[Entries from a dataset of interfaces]
-----

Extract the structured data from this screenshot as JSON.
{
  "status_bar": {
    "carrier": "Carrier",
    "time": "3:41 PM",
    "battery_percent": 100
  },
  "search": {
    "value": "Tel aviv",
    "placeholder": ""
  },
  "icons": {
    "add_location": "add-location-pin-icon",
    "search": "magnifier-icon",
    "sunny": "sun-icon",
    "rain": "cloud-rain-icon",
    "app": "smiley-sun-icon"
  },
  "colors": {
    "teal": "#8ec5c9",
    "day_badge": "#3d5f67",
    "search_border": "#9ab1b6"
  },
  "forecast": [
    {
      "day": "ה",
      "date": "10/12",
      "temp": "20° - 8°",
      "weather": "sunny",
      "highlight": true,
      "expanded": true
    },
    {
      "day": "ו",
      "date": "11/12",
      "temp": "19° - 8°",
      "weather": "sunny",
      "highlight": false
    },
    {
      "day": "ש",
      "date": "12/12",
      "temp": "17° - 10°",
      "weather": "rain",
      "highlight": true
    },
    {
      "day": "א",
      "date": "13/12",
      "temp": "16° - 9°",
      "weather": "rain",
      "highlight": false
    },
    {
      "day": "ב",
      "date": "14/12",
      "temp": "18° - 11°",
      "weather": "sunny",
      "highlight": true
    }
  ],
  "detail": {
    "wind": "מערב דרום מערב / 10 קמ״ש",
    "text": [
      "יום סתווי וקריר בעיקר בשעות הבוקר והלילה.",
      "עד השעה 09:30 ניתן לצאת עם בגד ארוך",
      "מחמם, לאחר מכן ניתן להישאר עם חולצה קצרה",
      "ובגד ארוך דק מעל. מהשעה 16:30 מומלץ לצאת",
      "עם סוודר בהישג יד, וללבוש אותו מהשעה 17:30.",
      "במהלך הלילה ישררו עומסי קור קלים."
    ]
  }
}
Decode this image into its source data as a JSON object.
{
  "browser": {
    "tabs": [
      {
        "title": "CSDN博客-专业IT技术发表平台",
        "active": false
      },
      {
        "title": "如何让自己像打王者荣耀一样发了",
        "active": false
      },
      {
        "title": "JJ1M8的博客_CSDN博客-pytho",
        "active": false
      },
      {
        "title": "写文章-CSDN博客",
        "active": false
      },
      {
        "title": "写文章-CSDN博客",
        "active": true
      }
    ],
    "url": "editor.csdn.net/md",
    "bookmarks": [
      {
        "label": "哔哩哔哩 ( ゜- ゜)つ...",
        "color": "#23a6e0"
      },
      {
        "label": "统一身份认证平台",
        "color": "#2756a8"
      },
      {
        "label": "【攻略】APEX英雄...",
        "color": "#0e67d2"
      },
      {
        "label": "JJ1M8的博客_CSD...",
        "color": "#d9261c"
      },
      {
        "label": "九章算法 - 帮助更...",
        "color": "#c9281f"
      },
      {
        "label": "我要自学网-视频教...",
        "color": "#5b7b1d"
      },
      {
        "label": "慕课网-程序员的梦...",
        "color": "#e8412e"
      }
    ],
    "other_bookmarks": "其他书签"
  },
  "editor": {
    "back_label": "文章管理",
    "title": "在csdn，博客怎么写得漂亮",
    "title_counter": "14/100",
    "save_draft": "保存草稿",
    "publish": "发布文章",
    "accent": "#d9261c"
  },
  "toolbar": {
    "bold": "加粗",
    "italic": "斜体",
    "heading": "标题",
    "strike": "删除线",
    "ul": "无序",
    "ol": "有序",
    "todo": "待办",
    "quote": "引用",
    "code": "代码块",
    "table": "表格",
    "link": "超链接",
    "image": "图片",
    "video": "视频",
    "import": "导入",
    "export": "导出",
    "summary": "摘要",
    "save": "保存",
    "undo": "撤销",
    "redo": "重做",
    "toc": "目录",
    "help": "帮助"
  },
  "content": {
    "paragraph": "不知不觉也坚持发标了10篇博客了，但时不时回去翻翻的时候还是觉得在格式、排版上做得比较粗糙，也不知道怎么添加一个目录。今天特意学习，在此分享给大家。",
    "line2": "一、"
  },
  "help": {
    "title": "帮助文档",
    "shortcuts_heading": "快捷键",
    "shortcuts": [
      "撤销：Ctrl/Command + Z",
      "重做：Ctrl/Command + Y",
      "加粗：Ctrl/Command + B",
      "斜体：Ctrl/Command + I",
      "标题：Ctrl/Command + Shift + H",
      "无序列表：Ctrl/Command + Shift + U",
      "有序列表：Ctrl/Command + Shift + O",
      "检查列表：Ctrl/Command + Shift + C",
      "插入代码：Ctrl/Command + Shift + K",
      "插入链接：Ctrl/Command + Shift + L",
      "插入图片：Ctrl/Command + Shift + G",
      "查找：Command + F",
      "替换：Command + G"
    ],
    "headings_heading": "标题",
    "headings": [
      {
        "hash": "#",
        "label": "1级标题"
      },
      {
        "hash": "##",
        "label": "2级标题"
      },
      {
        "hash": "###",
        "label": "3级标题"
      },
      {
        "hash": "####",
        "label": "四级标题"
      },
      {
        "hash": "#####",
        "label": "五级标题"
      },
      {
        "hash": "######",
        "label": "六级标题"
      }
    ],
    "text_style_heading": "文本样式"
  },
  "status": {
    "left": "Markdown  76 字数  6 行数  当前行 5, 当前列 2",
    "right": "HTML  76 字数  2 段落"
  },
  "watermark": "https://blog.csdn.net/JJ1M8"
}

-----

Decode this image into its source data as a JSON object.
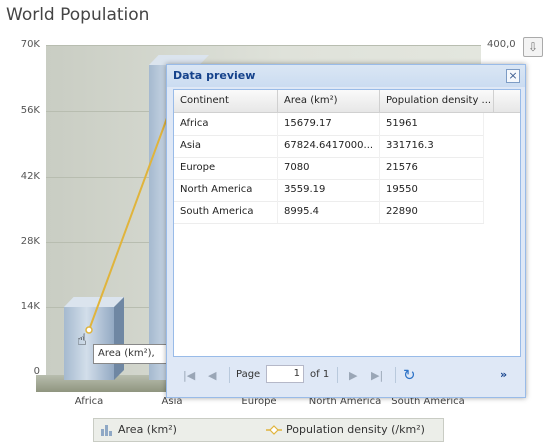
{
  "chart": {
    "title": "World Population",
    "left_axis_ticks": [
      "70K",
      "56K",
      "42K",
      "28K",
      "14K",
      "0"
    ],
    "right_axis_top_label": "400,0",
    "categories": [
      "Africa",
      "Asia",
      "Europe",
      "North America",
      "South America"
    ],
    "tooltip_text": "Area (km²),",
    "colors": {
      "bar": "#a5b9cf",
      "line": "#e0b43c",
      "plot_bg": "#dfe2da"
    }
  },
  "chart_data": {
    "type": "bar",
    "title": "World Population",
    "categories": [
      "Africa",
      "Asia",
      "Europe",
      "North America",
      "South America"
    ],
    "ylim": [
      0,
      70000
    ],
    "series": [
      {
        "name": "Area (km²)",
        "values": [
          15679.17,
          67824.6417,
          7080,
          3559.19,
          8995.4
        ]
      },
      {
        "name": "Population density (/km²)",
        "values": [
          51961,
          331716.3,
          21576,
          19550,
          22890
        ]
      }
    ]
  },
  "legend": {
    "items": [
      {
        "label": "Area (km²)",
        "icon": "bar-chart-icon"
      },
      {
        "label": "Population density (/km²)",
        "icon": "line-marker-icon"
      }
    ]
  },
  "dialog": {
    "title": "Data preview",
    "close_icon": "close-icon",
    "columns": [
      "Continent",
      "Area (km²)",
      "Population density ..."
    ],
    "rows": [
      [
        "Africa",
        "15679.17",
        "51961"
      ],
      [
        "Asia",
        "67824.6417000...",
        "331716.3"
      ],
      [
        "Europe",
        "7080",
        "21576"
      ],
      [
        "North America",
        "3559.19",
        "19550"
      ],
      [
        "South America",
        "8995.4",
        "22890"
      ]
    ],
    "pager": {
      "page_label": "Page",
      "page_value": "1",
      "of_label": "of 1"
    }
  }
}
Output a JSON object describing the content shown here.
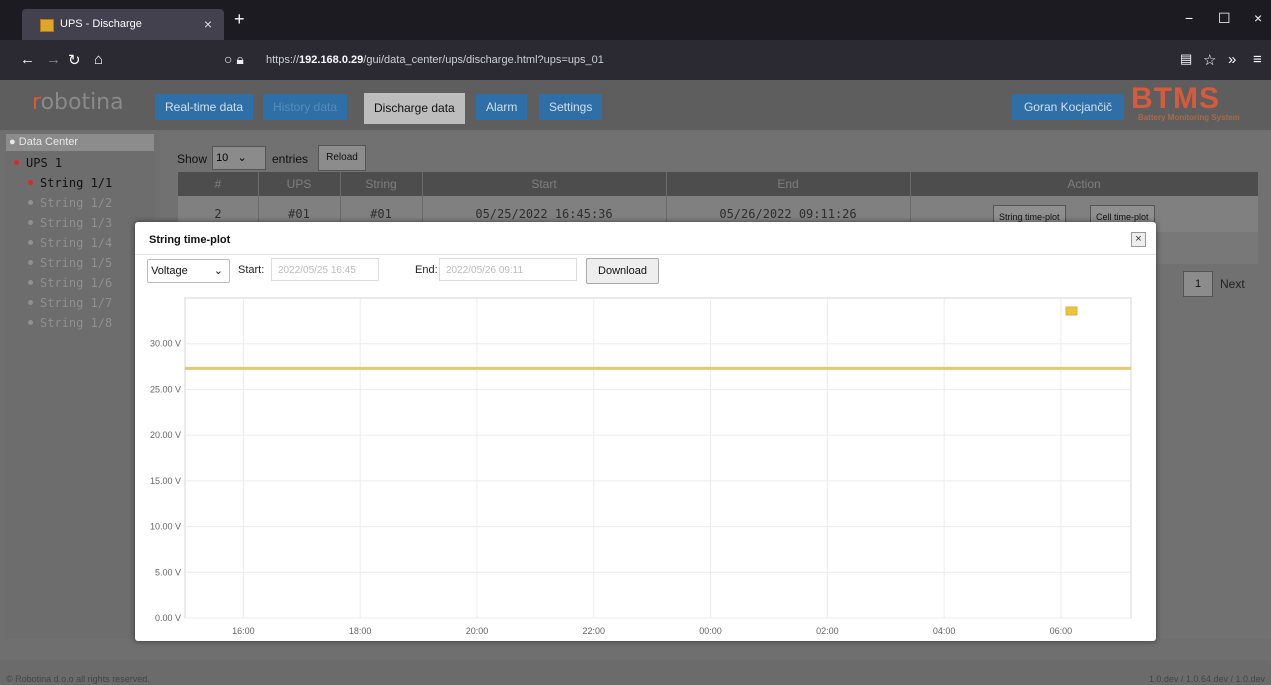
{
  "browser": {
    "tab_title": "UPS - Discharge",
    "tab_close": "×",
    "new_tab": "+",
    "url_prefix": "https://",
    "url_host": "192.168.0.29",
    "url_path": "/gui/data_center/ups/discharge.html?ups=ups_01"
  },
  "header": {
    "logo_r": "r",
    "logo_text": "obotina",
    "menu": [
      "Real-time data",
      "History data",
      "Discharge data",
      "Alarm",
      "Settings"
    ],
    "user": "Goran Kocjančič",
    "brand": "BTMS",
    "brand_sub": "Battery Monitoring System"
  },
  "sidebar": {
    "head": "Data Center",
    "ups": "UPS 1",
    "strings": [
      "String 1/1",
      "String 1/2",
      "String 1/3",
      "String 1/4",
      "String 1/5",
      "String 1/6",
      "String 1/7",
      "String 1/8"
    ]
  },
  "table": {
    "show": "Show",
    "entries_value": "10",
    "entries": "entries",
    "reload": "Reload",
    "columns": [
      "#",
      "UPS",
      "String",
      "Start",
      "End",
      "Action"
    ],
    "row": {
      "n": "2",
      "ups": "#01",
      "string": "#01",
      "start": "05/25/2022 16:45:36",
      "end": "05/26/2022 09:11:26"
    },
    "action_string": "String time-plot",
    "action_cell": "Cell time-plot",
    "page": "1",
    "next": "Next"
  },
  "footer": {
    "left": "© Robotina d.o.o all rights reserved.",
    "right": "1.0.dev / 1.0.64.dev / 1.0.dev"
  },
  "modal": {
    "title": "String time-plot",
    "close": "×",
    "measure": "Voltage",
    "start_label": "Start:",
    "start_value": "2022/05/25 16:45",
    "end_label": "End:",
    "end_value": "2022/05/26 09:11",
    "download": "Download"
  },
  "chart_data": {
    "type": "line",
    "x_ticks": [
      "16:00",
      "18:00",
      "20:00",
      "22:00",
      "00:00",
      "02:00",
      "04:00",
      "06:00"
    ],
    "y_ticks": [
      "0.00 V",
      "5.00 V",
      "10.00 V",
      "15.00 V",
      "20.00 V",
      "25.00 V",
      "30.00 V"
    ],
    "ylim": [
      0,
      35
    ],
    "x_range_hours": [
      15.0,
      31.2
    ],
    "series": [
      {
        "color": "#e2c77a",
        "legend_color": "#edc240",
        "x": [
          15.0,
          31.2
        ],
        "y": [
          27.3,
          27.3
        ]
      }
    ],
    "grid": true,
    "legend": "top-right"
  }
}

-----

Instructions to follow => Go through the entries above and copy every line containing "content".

Problem solution =>
  "content": {
Output a JSON object describing the content shown here.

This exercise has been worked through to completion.